• _DIRECTIONS FOR THIS TASK_
As you print the data below, keep every line exactly as it is and leave the images behind.

(Beginning of THE DATA)

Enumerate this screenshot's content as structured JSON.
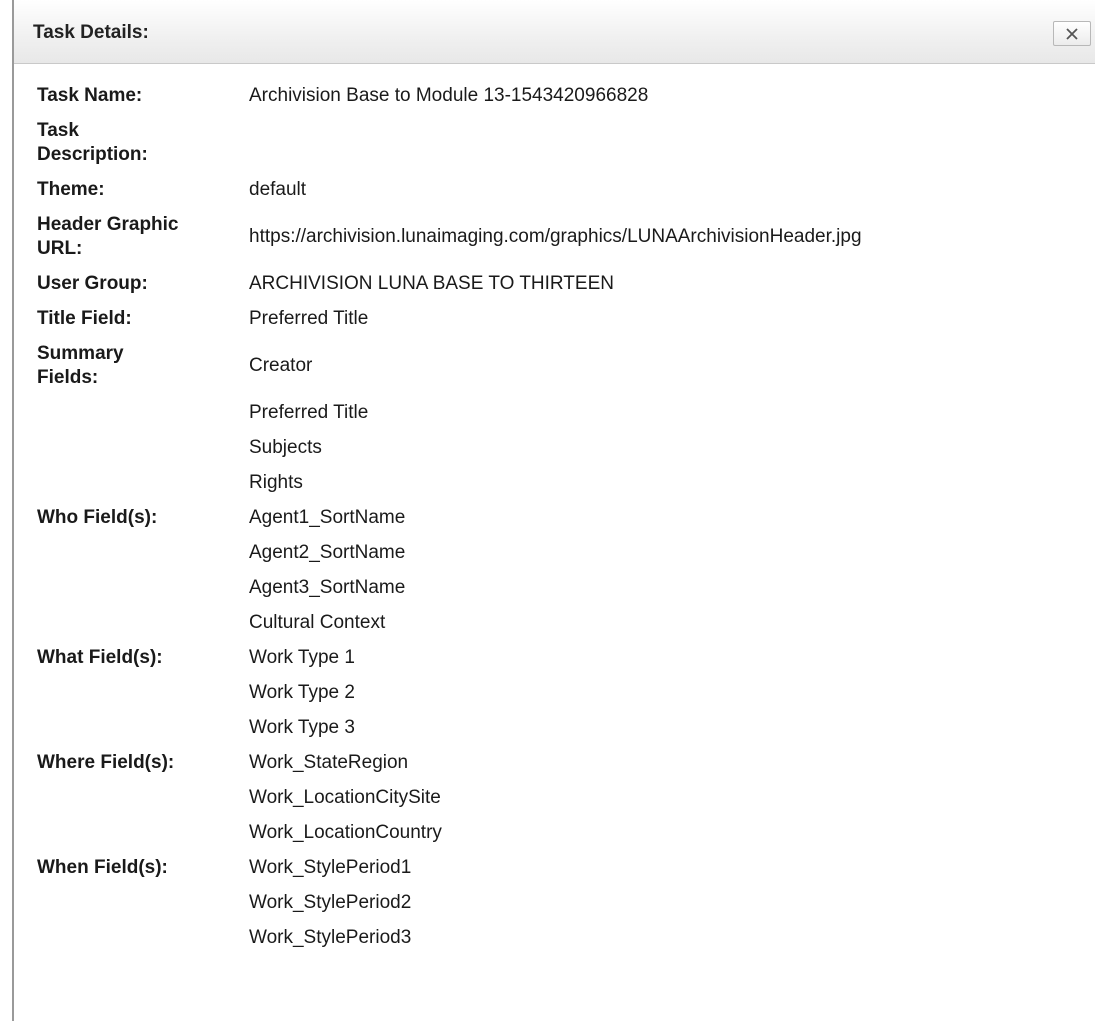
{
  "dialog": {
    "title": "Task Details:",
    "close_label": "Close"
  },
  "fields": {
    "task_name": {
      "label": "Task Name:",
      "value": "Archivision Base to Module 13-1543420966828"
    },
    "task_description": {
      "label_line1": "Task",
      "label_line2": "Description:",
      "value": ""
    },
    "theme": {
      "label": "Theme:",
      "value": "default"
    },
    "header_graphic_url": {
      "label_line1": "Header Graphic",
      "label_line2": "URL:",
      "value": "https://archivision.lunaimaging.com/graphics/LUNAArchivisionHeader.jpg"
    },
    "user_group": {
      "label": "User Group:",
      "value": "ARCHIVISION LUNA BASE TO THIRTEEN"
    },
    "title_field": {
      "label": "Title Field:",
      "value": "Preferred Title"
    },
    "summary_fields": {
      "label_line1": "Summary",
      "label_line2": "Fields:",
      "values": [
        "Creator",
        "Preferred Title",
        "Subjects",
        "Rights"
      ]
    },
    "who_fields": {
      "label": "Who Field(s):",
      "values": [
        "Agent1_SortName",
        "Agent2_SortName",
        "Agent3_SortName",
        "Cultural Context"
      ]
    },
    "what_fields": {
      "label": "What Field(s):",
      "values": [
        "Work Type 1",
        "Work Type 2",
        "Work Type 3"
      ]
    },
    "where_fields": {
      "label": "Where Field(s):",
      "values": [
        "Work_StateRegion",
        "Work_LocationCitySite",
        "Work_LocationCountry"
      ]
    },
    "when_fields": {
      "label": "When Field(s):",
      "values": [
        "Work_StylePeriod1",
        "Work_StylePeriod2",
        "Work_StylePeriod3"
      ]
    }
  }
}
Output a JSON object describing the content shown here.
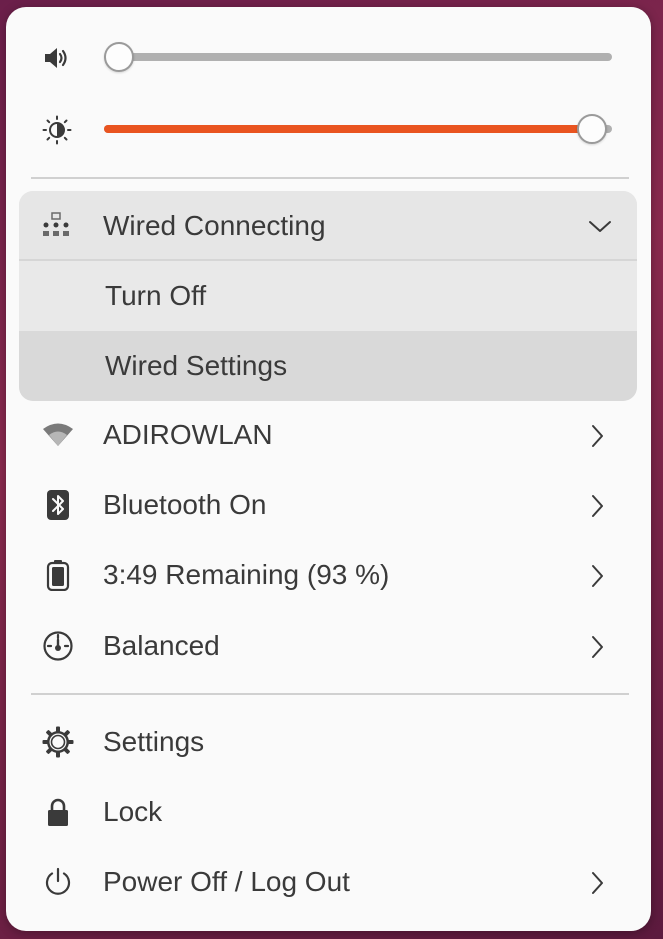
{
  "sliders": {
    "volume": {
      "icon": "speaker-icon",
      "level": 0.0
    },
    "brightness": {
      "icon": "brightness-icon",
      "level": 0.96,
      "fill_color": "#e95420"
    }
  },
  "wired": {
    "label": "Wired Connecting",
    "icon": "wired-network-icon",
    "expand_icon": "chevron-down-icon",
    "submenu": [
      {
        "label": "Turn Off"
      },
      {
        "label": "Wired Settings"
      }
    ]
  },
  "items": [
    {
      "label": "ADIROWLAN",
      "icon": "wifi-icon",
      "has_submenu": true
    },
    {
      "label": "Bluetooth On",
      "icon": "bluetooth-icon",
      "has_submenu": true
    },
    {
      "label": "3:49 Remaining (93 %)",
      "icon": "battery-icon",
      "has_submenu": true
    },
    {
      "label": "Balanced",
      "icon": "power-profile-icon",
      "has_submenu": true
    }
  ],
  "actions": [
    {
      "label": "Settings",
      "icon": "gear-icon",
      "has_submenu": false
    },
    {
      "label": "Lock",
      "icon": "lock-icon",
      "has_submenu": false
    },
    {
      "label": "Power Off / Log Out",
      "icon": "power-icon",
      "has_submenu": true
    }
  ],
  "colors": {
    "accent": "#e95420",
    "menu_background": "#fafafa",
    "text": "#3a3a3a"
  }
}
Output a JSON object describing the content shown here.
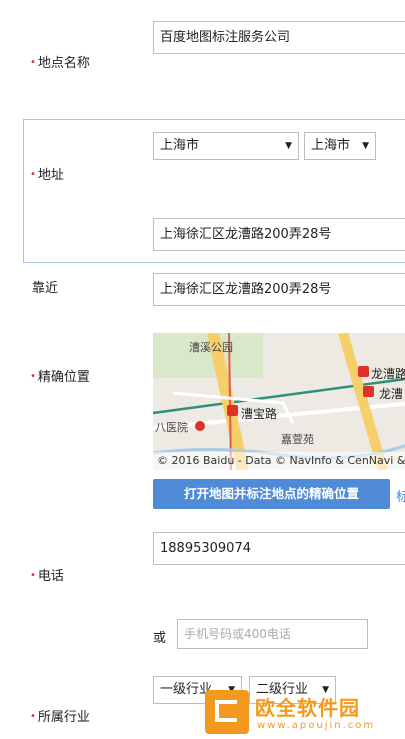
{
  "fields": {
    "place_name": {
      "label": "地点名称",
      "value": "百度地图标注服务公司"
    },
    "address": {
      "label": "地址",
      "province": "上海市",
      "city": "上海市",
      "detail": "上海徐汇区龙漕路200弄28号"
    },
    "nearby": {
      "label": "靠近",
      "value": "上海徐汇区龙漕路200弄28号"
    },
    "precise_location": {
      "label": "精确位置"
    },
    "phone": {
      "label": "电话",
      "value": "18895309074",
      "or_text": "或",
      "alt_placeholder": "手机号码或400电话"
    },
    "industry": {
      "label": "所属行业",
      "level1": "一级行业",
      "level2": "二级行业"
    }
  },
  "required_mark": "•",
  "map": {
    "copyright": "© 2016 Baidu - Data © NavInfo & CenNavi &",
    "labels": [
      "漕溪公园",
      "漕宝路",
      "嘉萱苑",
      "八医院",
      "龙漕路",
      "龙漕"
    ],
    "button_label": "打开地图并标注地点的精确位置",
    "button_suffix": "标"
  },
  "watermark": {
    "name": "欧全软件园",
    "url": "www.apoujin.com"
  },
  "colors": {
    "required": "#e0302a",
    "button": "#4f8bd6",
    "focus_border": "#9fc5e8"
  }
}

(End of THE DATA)

• _YOUR RESPONSE_
Enumerate this screenshot's content as structured JSON.
{
  "dialog": {
    "title": "Task Details:",
    "close_label": "Close"
  },
  "fields": {
    "task_name": {
      "label": "Task Name:",
      "value": "Archivision Base to Module 13-1543420966828"
    },
    "task_description": {
      "label_line1": "Task",
      "label_line2": "Description:",
      "value": ""
    },
    "theme": {
      "label": "Theme:",
      "value": "default"
    },
    "header_graphic_url": {
      "label_line1": "Header Graphic",
      "label_line2": "URL:",
      "value": "https://archivision.lunaimaging.com/graphics/LUNAArchivisionHeader.jpg"
    },
    "user_group": {
      "label": "User Group:",
      "value": "ARCHIVISION LUNA BASE TO THIRTEEN"
    },
    "title_field": {
      "label": "Title Field:",
      "value": "Preferred Title"
    },
    "summary_fields": {
      "label_line1": "Summary",
      "label_line2": "Fields:",
      "values": [
        "Creator",
        "Preferred Title",
        "Subjects",
        "Rights"
      ]
    },
    "who_fields": {
      "label": "Who Field(s):",
      "values": [
        "Agent1_SortName",
        "Agent2_SortName",
        "Agent3_SortName",
        "Cultural Context"
      ]
    },
    "what_fields": {
      "label": "What Field(s):",
      "values": [
        "Work Type 1",
        "Work Type 2",
        "Work Type 3"
      ]
    },
    "where_fields": {
      "label": "Where Field(s):",
      "values": [
        "Work_StateRegion",
        "Work_LocationCitySite",
        "Work_LocationCountry"
      ]
    },
    "when_fields": {
      "label": "When Field(s):",
      "values": [
        "Work_StylePeriod1",
        "Work_StylePeriod2",
        "Work_StylePeriod3"
      ]
    }
  }
}
Output a JSON object describing the content shown here.
{
  "sliders": {
    "volume": {
      "icon": "speaker-icon",
      "level": 0.0
    },
    "brightness": {
      "icon": "brightness-icon",
      "level": 0.96,
      "fill_color": "#e95420"
    }
  },
  "wired": {
    "label": "Wired Connecting",
    "icon": "wired-network-icon",
    "expand_icon": "chevron-down-icon",
    "submenu": [
      {
        "label": "Turn Off"
      },
      {
        "label": "Wired Settings"
      }
    ]
  },
  "items": [
    {
      "label": "ADIROWLAN",
      "icon": "wifi-icon",
      "has_submenu": true
    },
    {
      "label": "Bluetooth On",
      "icon": "bluetooth-icon",
      "has_submenu": true
    },
    {
      "label": "3:49 Remaining (93 %)",
      "icon": "battery-icon",
      "has_submenu": true
    },
    {
      "label": "Balanced",
      "icon": "power-profile-icon",
      "has_submenu": true
    }
  ],
  "actions": [
    {
      "label": "Settings",
      "icon": "gear-icon",
      "has_submenu": false
    },
    {
      "label": "Lock",
      "icon": "lock-icon",
      "has_submenu": false
    },
    {
      "label": "Power Off / Log Out",
      "icon": "power-icon",
      "has_submenu": true
    }
  ],
  "colors": {
    "accent": "#e95420",
    "menu_background": "#fafafa",
    "text": "#3a3a3a"
  }
}
Output a JSON object describing the content shown here.
{
  "fields": {
    "place_name": {
      "label": "地点名称",
      "value": "百度地图标注服务公司"
    },
    "address": {
      "label": "地址",
      "province": "上海市",
      "city": "上海市",
      "detail": "上海徐汇区龙漕路200弄28号"
    },
    "nearby": {
      "label": "靠近",
      "value": "上海徐汇区龙漕路200弄28号"
    },
    "precise_location": {
      "label": "精确位置"
    },
    "phone": {
      "label": "电话",
      "value": "18895309074",
      "or_text": "或",
      "alt_placeholder": "手机号码或400电话"
    },
    "industry": {
      "label": "所属行业",
      "level1": "一级行业",
      "level2": "二级行业"
    }
  },
  "required_mark": "•",
  "map": {
    "copyright": "© 2016 Baidu - Data © NavInfo & CenNavi &",
    "labels": [
      "漕溪公园",
      "漕宝路",
      "嘉萱苑",
      "八医院",
      "龙漕路",
      "龙漕"
    ],
    "button_label": "打开地图并标注地点的精确位置",
    "button_suffix": "标"
  },
  "watermark": {
    "name": "欧全软件园",
    "url": "www.apoujin.com"
  },
  "colors": {
    "required": "#e0302a",
    "button": "#4f8bd6",
    "focus_border": "#9fc5e8"
  }
}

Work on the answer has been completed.